[4] T. G. Andersen, T. Bollerslev, F. X. Diebold, and H. Ebens, “The distribution of realized stock returns volatility,” J. financ. econ., vol. 6, pp. 43–76, 2001.
[5] T. G. Andersen, T. Bollerslev, F. X. Diebold, and P. Labys, “Modeling and forecasting realized volatility,” Econometrica, vol. 71, no. 2, pp. 579–625, 2003.
[6] P. Brockwell and R. Davis, Time Series: Theory and Methods, 2nd ed. Berlin: Springer, 1996.
[7] J. W. Cooley and J. W. Tukey, “An algorithm for the machine calculation of complex Fourier series,” Math.

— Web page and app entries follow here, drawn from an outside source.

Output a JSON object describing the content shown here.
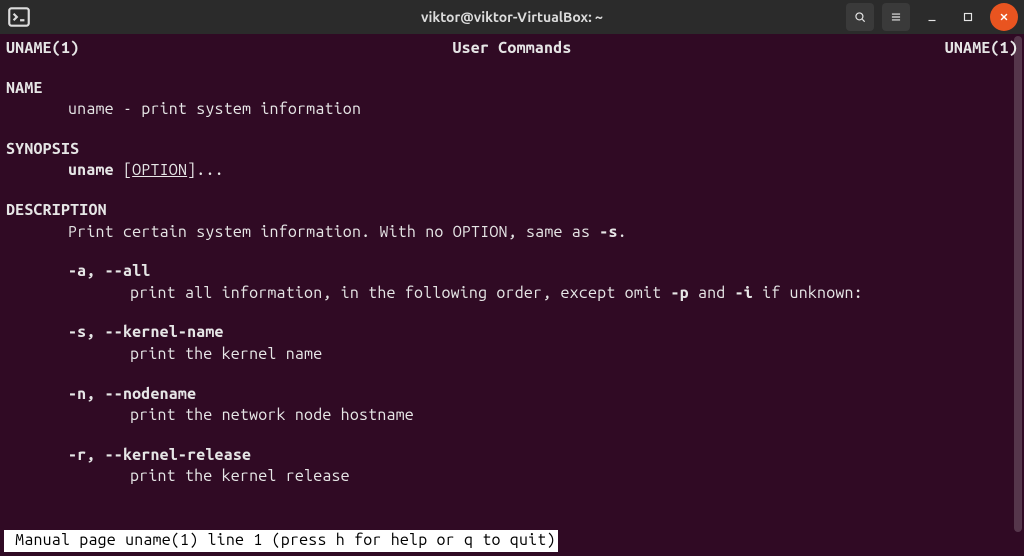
{
  "window": {
    "title": "viktor@viktor-VirtualBox: ~"
  },
  "man": {
    "header_left": "UNAME(1)",
    "header_center": "User Commands",
    "header_right": "UNAME(1)",
    "sections": {
      "name": {
        "heading": "NAME",
        "text": "uname - print system information"
      },
      "synopsis": {
        "heading": "SYNOPSIS",
        "cmd": "uname",
        "arg": "OPTION",
        "suffix": "]..."
      },
      "description": {
        "heading": "DESCRIPTION",
        "intro_pre": "Print certain system information.  With no OPTION, same as ",
        "intro_flag": "-s",
        "intro_post": ".",
        "options": [
          {
            "flags": "-a, --all",
            "desc_pre": "print all information, in the following order, except omit ",
            "desc_mid1": "-p",
            "desc_mid2": " and ",
            "desc_mid3": "-i",
            "desc_post": " if unknown:"
          },
          {
            "flags": "-s, --kernel-name",
            "desc": "print the kernel name"
          },
          {
            "flags": "-n, --nodename",
            "desc": "print the network node hostname"
          },
          {
            "flags": "-r, --kernel-release",
            "desc": "print the kernel release"
          }
        ]
      }
    },
    "status": " Manual page uname(1) line 1 (press h for help or q to quit)"
  },
  "icons": {
    "terminal": "terminal-icon",
    "search": "search-icon",
    "menu": "hamburger-icon",
    "minimize": "minimize-icon",
    "maximize": "maximize-icon",
    "close": "close-icon"
  }
}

Comput., vol. 19, pp. 297–301, 1965.
[8] E. J. Hannan, “Central limit theorems for time series regression,” Zeitschrift fur Wahrscheinlichkeitstheorie und Verwandte Gebiete, vol. 26, pp. 157–170, 1973.

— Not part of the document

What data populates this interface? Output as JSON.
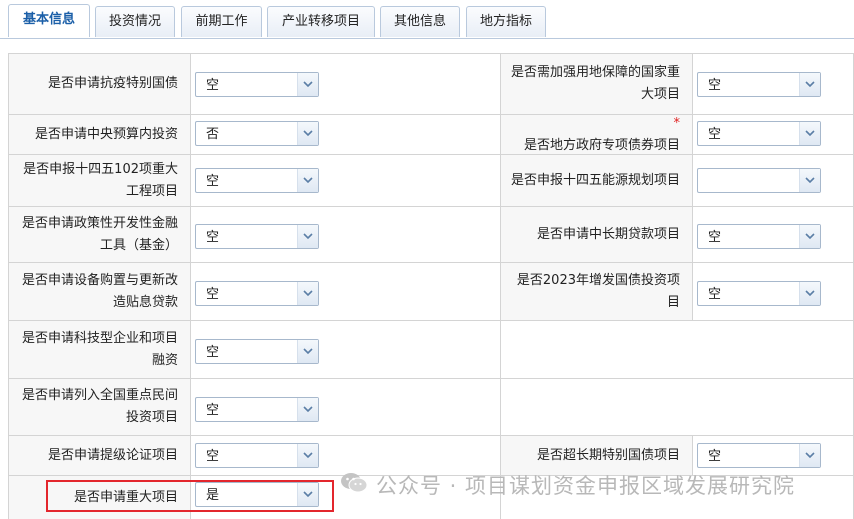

[9] N. H. Chan and W. Palma, “Estimation of long-memory time series models: A survey of different likelihood-based methods,” Econom. Anal. Financ. Econ. Time Ser. B, vol. 20, pp. 89–121, 2006.
[10] M. Narukawa, “Semiparametric Whittle estimation of a cyclical long-memory time series based on generalised exponential models,” J. Nonparametr. Stat., vol. 28, no. 2, pp. 272–295, 2016.
[11] S. Bivona, G. Bonanno, R. Burlon, D. Gurrera, and C. Leone, “Stochastic models for wind speed forecasting,” Energy Convers. Manag., vol. 52, pp. 1157–1165, 2011.
[12] P. R. Hansen, “A test for superior predictive ability,” J. Bus. Econ. Stat., vol. 23, no. 4, pp. 365–380, 2005.
[13] J. Barunik and T. Krehlik, “Combining high frequency data with non-linear models for forecasting energy market volatility,” Expert Syst. with Appl., vol. 55, pp. 222–242, 2016.
[14] P. Giot and S. Laurent, “Modeling daily value-at-risk using realized volatility and ARCH type models,” J. Empir. Financ., vol. 11, pp. 379–398, 2004.
[15] D. P. Louzis, S. Xanthopoulos-Sisinis, and A. P. Refenes, “Realized volatility models and alternative Value-at-risk prediction strategies,” Econ. Model., vol. 40, pp. 101–116, 2014.
[16] R. Dahlhaus, “Efficient parameter estimation for self-similar processes,” Ann. Stat., vol. 17, pp. 1749–1766, 1989.
[17] R. Fox and M. S. Taqqu, “Large sample propertiew of parameter estimates for strongly dependent stationary Gaussian time series,” Ann. Stat., vol. 14, pp. 517–532, 1986.
[18] N. Demiris, D. Lunn, and L. D. Sharples, “Survival extrapolation using the poly-Weibull model,” Stat. Methods Med. Res., vol. 24, no. 2, pp. 287–301, 2015.
[19] S. H. Feizjavadian and R. Hashemi, “Analysis of dependent competing risks in the presence of progressive hybrid censoring using Marshall-Olkin bivariate Weibull distribution,” Comput. Stat. Data Anal., vol. 82, pp. 19–34, 2015.
[20] N. Balakrishnan and M. H. Ling, “Best Constant-Stress Accelerated Life-Test Plans With Multiple Stress Factors for One-Shot Device Testing Under a Weibull Distribution,” IEEE Trans. Reliab., vol. 63, no. 4, pp. 944–952, 2014.
[21] P. Abad, S. B. Muela, and C. L. Martin, “The role of the loss function in value-at-risk comparisons,” J. Risk Model Valid., vol. 9, no. 1, pp. 1–19, 2015.
[22] D. N. Politis and J. P. Romano, “The stationary bootstrap,” J. Am. Stat. Assoc., vol. 89, no. 428, pp. 1303–1313, 1994.